Observations and provocations
from The Times' Opinion staff

« Previous Post | Opinion L.A. Home | Next Post »

Poll: Was the L.A. City Council right to pass a boycott of Arizona?

May 13, 2010 | 11:15 am
City Hall did it:

The Los Angeles City Council, protesting Arizona's tough crackdown on illegal immigration, voted Wednesday to ban most city travel to Arizona and future contracts with companies in that state.

Boycott Council members argued that a new Arizona law, which will make it a state crime to lack immigration papers and requires police to determine whether people they stop are in the country illegally, would lead to racial profiling and discrimination. The law takes effect July 23. ...

The council also called on the city attorney's office to review all of the city's $58 million in existing contracts with Arizona companies to determine which can be canceled.

The resolution, which now heads to Mayor Antonio Villaraigosa, would still allow city officials to travel to Arizona under "special circumstances" that are in the city's interests. Also, existing contracts with Arizona firms would be exempt from the ban if canceling them would lead to "significant additional cost" to the city.
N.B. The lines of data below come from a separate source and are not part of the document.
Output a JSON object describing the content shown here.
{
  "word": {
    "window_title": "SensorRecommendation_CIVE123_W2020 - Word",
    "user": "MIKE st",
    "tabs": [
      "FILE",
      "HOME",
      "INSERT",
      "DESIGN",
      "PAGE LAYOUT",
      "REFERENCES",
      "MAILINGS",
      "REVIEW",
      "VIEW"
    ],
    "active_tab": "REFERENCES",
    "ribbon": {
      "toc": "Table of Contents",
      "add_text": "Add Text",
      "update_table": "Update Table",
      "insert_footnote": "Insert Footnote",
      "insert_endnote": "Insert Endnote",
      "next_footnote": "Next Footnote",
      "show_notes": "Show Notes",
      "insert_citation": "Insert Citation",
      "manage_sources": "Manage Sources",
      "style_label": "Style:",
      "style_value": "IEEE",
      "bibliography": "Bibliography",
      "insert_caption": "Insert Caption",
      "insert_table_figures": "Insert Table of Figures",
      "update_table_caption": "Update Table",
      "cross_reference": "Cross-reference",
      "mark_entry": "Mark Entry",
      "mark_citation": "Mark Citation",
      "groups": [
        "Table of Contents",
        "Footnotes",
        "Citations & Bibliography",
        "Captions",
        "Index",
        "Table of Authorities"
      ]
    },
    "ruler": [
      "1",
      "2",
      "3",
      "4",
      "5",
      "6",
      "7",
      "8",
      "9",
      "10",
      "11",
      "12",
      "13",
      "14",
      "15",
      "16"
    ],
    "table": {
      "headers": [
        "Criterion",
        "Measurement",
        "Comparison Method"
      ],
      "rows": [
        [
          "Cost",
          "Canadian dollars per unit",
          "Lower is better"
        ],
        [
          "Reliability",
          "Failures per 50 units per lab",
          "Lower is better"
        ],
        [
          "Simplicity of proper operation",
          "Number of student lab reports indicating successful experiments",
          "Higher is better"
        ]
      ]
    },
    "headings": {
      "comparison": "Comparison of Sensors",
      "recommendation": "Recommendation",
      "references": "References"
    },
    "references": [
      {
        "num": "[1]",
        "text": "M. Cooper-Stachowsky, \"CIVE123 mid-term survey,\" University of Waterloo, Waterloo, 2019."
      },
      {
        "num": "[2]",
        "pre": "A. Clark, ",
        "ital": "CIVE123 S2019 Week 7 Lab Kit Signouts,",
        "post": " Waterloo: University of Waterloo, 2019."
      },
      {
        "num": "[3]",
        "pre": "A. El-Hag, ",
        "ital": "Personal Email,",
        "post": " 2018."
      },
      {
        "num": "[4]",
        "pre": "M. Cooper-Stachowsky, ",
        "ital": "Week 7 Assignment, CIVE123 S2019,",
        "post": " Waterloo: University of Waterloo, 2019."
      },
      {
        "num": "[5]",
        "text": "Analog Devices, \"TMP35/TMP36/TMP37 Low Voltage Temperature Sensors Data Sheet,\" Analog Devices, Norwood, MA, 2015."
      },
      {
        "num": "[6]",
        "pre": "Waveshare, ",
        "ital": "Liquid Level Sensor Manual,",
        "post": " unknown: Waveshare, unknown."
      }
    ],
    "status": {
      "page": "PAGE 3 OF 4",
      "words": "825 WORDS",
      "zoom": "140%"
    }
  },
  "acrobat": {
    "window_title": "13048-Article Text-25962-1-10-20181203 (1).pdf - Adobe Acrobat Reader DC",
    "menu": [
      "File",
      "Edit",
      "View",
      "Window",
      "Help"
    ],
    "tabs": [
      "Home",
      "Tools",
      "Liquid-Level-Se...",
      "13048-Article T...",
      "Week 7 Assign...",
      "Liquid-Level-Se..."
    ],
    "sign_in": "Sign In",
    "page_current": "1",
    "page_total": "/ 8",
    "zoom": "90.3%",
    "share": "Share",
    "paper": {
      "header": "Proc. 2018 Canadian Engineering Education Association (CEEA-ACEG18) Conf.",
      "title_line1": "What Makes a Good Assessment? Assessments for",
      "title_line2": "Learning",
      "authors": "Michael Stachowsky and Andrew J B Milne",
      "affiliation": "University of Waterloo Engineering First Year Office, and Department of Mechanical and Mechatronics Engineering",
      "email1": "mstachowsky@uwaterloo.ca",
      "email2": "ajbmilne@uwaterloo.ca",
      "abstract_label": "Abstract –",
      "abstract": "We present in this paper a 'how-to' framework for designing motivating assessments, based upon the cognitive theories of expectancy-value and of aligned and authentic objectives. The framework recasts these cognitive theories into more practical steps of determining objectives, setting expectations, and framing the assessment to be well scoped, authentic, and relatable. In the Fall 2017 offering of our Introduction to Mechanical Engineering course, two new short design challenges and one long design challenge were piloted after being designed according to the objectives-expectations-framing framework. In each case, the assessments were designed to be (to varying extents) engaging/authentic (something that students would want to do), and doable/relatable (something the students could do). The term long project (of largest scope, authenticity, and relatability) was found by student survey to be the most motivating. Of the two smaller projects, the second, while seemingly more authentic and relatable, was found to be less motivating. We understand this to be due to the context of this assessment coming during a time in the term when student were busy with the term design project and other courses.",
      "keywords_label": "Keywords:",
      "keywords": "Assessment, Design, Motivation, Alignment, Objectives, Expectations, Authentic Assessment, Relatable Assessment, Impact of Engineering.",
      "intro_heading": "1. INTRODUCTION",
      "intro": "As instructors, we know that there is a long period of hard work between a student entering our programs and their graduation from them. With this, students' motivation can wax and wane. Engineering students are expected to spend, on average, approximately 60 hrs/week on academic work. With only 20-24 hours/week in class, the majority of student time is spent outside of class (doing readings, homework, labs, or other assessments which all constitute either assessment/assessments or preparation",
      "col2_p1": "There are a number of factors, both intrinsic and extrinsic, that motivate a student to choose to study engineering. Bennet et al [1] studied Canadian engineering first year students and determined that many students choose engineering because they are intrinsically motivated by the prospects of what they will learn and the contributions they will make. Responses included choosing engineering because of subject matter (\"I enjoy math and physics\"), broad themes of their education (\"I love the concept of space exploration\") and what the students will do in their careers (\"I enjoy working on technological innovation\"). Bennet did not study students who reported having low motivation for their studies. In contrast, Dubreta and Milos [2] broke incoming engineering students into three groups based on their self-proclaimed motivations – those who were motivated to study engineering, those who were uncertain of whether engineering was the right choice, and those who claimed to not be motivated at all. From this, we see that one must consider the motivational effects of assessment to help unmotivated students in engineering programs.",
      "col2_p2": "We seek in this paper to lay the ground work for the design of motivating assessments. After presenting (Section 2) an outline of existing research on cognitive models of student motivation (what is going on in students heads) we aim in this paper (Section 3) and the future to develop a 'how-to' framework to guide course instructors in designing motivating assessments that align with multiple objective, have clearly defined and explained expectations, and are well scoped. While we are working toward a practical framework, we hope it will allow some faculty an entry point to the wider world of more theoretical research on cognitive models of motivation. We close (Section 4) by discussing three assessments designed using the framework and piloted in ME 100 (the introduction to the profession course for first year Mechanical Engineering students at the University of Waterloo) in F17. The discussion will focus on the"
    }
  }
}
I can think of one contract the city won't be able cancel, let alone modify because of the boycott: service by Arizona-based airlines US Airways and Mesa Air at LAX. Federal regulations prohibit public airports from unjustly discriminating against different carriers; telling US Airways it can no longer serve LAX because of an ideological disagreement between Los Angeles and Arizona probably wouldn't fly with the feds. Then there's the issue of whether the boycott is even constitutional at all.

The Times' editorial board may weigh in on the boycott in the next few days; for now, share your thoughts by taking our poll, posting a comment or doing both.

-- Paul Thornton

Photo: Los Angeles City Council member Ed Reyes is congratulated by union members after the City Council approved an economic boycott of Arizona on Wednesday. Credit: Kevork Djansezian / Getty Images

Comments ()

Advertisement










Video